  • The choice of datum is arbitrary, and there are several in general usage.
  • Usually, the primary concern is to prevent ships from running aground; some datums are more conservative, others will have many days when water is shallower than listed on chart. A conservative datum is used for charting.
  • In the USA, charts are relative to MLLW.
  • Many countries use Lowest Astronomical Tide as datum. LAT is the lowest predicted tide level in an interval, and is lower than MLLW.

New MLLW for 1983-2001 epoch

7.4 cm higher

MLLW during 1960-1978 epoch

(1980’s through 2003)

.6 cm higher

Field Site established at MLLW

during 1941 – 1959 epoch

(anytime during most of the 1960’s and 1970’s)

Why Do Datums Change?

  • Rising sea levels shift MLLW up relative to fixed Earth points.
  • Tectonic uplift locally shifts the earth up relative to sea level, so MLLW shifts down relative to the rising benchmarks.
  • NOAA monitors tide stations for 19 years to take long-term periodic factors into account and releases updated datums based on 19 year data about every 20-25 years.
  • Magnitude of the shift will vary between locations.

Where to Find More Information

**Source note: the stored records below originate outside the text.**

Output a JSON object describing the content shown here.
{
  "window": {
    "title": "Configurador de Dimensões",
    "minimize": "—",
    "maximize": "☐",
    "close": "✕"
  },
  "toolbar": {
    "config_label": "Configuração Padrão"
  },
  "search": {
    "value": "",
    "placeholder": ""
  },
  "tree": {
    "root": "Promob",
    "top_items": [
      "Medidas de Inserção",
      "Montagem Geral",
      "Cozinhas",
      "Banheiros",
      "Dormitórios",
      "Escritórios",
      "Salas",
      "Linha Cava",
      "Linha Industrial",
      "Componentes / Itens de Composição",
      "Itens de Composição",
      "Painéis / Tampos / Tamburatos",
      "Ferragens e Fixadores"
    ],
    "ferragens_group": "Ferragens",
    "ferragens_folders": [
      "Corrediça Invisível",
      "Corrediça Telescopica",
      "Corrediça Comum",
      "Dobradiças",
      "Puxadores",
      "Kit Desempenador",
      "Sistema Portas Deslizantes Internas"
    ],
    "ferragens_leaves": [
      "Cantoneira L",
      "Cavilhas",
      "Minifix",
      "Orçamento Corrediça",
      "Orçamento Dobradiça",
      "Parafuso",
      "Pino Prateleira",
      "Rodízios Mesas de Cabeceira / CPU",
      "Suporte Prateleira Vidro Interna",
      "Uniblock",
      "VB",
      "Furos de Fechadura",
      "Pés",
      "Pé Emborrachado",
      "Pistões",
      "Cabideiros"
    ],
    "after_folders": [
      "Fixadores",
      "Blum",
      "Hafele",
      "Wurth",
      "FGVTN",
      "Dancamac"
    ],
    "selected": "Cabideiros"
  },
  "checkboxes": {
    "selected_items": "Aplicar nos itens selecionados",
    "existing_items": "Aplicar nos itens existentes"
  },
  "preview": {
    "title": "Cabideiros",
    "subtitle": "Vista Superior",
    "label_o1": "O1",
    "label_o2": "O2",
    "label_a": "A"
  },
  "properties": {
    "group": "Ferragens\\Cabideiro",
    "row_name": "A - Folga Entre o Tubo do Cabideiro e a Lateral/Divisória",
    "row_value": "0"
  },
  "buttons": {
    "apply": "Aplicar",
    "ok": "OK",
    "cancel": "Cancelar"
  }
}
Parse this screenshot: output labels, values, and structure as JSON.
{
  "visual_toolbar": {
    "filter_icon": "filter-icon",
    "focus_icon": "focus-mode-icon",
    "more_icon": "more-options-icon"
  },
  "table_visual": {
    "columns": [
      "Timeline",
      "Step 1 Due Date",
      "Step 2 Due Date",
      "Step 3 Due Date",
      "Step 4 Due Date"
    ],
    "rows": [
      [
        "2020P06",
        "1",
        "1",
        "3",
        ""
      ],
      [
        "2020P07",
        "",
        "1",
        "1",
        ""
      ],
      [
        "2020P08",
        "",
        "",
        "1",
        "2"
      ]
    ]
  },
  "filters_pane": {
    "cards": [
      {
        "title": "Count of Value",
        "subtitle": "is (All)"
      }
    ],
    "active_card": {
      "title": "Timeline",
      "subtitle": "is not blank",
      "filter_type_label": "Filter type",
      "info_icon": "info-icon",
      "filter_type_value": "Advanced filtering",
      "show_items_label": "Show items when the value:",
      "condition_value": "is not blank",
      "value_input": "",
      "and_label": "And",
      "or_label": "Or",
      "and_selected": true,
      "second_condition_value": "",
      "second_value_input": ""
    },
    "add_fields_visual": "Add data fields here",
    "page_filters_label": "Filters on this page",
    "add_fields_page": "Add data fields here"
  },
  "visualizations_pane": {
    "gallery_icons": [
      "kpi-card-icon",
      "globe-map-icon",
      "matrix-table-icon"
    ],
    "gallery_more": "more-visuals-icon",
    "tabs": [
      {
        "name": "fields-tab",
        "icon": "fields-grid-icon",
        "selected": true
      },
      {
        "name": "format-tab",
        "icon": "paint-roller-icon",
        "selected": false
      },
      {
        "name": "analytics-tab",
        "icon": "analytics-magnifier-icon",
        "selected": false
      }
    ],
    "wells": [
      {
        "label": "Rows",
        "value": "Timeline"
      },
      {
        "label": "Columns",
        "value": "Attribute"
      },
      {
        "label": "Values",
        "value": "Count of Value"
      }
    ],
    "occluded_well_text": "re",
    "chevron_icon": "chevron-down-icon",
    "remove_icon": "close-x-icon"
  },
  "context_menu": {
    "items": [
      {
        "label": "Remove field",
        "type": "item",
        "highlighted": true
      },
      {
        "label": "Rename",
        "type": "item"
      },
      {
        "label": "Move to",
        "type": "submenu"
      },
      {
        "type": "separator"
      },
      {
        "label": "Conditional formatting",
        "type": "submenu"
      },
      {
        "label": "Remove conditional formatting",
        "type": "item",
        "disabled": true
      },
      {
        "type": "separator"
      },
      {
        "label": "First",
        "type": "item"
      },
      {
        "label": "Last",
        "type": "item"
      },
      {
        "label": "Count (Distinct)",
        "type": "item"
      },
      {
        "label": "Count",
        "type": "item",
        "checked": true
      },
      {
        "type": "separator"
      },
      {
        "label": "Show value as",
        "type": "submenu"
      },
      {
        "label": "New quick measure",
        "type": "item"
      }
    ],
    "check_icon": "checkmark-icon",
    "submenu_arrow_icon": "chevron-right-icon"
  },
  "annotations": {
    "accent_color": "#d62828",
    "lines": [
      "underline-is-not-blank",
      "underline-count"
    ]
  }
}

  • NOAA website will have corrections for nearest tide gauge
  • This poster available at the Denny Lab Website


Monthly MLLW can differ from the MLLW datum by as much as 0.5m. The most important factors that contribute to this variability in monthly MLLW are: seasonal pressure and sea surface temperature fluctuations, El Nino, and the 18.6-year fluctuation in tidal amplitudes driven by the inclination of the moon’s orbit. When computing the MLLW datum, the period of 19 years is chosen to average out the seasonal and 18.6-year periodicities, thus the elevation of the datum is most influenced by changes in El Nino frequency, sea level rise, and local tectonic activity. Strong El Nino years of 1957-58, 1983, and 1997 are clearly visible in the monthly MLLW record. The most recent increase in the MLLW datum is particularly large, because both the 1983 and 1997 El Ninos occurred during the most current tidal epoch (NTDE 1983-2001) and temporarily increased the sea surface elevation during those years. Data are compiled from Hicks et al 1983 and monthly mean data available at

I Thought the Plural of ”Datum” was ”Data”, What Gives?

We’re glad you asked. There are two slightly different senses of the word (from Merriam-Webster Dictionary)

1pluralda·ta: something given or admitted especially as a basis for reasoning or inference is the one you are remembering2pluraldatums: something used as a basis for calculating or measuring is what we are discussing


  • Calder, N. (2003). How To Read a Nautical Chart. International Marine, Camden, ME.
  • Hicks, S. D., H. A. Debaugh Jr., L. E. Hickman Jr. (1983) Sea Level Variations for the United States 1855-1980. NOAA Rockville, MD.
  • Scott Duncan from NOAA provided immense help accessing NOAA records.